> _Try it_: Search term "JSON": copy each line of the records that contains it.

[Records Boundary: Start]

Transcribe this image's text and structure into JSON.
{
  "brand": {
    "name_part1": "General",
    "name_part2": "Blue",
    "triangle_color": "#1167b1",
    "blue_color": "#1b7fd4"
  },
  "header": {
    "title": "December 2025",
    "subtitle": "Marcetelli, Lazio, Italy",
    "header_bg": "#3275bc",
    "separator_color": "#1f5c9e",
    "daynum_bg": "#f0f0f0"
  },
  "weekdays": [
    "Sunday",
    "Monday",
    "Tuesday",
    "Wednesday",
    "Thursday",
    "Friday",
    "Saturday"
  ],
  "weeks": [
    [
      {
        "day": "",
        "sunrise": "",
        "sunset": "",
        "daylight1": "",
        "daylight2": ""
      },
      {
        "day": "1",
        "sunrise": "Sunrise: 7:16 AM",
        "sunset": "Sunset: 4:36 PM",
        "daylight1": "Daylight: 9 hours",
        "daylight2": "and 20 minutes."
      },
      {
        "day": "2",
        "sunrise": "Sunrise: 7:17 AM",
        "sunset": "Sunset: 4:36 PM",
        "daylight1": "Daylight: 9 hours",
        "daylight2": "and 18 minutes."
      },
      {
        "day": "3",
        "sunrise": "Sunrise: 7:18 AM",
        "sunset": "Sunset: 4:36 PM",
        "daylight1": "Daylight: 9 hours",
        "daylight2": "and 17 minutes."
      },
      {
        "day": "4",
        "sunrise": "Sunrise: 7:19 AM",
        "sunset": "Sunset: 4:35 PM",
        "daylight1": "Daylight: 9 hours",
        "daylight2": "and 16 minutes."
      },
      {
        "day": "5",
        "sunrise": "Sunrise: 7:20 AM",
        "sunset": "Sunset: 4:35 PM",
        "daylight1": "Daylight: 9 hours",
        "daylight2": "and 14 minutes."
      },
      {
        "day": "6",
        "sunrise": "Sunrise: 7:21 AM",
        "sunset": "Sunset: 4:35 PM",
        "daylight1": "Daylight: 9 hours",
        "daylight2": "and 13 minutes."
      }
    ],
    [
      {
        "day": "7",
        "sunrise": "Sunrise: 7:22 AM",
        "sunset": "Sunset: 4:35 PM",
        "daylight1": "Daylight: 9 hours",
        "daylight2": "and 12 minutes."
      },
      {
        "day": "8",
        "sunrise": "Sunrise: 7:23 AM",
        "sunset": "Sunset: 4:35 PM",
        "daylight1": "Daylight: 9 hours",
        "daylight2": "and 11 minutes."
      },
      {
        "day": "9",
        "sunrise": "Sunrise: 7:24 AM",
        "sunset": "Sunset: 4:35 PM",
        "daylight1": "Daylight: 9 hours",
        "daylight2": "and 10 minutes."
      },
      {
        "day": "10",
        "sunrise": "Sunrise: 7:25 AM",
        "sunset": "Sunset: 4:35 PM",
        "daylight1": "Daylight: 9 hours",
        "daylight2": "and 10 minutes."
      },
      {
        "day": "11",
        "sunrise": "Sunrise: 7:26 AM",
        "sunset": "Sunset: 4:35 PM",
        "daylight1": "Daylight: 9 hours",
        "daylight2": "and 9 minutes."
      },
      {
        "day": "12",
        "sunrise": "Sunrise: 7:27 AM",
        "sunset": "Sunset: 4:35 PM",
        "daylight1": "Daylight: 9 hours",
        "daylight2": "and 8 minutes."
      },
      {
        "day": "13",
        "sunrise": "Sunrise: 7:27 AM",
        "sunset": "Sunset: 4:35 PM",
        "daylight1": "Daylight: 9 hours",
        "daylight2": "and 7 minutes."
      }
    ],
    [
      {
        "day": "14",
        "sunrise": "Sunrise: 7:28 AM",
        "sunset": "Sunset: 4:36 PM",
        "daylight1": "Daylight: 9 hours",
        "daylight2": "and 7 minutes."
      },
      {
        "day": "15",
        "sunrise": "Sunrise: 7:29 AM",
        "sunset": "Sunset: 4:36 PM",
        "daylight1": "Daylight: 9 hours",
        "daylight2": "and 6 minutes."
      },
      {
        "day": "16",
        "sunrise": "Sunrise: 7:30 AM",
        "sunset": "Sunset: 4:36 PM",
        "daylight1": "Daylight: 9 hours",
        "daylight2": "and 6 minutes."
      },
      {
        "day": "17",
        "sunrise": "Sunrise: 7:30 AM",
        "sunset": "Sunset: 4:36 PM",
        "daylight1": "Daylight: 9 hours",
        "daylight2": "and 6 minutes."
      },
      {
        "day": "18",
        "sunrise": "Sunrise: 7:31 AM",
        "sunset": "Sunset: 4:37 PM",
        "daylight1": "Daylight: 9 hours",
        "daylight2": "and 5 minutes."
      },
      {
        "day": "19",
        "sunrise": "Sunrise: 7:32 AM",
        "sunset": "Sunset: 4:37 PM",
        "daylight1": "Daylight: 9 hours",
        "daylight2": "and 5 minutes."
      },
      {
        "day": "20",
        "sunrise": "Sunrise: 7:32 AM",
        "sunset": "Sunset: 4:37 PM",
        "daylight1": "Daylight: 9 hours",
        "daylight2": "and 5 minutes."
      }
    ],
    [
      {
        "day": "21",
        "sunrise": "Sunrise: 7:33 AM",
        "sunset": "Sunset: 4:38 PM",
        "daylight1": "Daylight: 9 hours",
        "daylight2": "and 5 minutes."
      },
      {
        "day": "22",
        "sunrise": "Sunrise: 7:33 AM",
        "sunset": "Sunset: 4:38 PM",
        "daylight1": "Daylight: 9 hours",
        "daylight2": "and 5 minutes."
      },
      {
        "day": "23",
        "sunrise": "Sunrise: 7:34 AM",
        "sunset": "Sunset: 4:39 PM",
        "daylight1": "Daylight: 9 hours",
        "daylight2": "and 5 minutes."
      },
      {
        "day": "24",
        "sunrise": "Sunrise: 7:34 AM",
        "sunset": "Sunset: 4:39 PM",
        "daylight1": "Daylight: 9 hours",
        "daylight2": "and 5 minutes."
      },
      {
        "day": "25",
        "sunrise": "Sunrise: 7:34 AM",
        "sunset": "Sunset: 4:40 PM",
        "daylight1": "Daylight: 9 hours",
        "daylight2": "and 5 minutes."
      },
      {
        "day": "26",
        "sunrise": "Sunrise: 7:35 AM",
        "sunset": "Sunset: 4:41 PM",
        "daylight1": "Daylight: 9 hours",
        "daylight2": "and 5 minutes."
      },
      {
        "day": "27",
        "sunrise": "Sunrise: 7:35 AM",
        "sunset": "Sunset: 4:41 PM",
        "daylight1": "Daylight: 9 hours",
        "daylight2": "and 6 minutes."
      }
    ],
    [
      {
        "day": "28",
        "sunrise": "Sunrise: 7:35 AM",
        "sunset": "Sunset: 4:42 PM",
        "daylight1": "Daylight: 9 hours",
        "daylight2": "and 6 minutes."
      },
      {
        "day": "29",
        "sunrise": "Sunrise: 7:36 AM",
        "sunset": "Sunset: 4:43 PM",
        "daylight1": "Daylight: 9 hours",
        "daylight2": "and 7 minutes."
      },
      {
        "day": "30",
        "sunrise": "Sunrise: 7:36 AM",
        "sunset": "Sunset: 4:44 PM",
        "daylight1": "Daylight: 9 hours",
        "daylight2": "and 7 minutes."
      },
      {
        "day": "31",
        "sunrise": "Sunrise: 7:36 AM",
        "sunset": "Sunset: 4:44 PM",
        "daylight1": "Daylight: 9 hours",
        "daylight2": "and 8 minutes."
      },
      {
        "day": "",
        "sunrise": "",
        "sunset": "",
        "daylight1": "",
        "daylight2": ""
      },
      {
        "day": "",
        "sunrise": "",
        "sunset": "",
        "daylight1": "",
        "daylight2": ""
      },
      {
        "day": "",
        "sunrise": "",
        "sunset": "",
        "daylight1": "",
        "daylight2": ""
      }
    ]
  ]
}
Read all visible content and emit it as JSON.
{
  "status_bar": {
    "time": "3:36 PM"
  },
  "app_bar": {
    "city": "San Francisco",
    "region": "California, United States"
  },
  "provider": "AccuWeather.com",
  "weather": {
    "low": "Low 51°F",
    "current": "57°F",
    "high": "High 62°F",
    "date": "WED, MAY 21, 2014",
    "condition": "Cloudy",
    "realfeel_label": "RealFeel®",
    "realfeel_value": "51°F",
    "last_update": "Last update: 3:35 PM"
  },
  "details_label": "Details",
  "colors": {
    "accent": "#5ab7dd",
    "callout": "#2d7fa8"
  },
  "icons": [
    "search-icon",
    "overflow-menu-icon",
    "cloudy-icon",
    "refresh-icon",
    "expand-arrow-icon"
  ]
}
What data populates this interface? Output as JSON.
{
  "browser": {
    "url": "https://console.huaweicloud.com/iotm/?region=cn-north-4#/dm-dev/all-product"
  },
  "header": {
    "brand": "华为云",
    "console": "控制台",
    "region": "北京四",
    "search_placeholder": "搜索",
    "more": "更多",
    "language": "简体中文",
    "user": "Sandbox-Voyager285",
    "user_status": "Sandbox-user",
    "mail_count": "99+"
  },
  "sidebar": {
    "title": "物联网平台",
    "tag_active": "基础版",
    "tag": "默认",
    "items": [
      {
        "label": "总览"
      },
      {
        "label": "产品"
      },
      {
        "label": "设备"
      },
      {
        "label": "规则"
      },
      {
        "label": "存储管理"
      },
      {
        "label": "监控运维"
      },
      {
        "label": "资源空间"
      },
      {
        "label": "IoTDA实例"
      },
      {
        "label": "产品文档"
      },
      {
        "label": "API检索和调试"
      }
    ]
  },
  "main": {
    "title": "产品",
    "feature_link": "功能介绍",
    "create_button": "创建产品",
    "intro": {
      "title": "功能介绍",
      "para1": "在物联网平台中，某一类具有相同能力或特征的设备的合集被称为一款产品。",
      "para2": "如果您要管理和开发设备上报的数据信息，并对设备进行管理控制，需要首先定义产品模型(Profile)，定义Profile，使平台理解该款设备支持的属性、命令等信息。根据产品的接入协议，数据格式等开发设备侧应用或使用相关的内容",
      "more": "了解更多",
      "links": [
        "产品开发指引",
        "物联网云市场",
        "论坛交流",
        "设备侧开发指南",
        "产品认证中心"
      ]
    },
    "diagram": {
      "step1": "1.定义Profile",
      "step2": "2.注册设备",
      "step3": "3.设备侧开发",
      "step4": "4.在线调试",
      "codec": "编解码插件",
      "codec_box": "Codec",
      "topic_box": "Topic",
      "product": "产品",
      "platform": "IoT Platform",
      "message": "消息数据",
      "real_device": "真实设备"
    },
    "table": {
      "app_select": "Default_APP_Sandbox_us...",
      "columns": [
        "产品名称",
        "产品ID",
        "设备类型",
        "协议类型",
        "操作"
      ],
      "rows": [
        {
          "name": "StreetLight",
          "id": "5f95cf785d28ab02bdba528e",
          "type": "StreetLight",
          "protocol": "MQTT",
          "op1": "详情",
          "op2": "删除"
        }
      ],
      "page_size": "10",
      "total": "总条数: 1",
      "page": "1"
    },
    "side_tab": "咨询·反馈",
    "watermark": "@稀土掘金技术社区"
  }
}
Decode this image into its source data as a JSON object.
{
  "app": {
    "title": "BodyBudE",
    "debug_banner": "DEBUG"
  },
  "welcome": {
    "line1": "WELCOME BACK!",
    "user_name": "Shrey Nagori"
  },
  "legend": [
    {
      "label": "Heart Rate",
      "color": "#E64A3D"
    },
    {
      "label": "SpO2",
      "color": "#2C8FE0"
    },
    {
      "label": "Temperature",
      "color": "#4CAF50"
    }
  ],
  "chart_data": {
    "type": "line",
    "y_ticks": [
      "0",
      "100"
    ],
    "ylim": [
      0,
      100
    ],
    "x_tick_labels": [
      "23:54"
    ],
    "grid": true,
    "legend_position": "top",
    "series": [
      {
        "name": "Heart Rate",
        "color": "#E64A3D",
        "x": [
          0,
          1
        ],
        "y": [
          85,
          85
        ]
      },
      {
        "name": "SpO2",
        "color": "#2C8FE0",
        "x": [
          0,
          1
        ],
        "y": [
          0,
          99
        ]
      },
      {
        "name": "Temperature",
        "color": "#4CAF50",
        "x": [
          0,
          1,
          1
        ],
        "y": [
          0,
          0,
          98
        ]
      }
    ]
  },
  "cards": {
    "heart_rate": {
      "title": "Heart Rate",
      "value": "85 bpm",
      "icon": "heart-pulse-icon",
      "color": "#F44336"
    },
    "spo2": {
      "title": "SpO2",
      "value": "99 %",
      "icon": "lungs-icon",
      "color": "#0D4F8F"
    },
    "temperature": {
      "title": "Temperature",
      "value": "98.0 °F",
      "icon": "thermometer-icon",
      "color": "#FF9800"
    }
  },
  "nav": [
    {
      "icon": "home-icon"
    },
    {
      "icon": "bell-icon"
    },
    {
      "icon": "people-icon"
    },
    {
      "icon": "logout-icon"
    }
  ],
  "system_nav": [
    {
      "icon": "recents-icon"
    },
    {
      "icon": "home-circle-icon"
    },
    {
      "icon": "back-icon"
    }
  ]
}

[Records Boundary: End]

> _Exercise response_:
Transcribe this image's text and structure into JSON.
Read all visible content and emit it as JSON.
What data populates this interface? Output as JSON.
Decode this image into its source data as a JSON object.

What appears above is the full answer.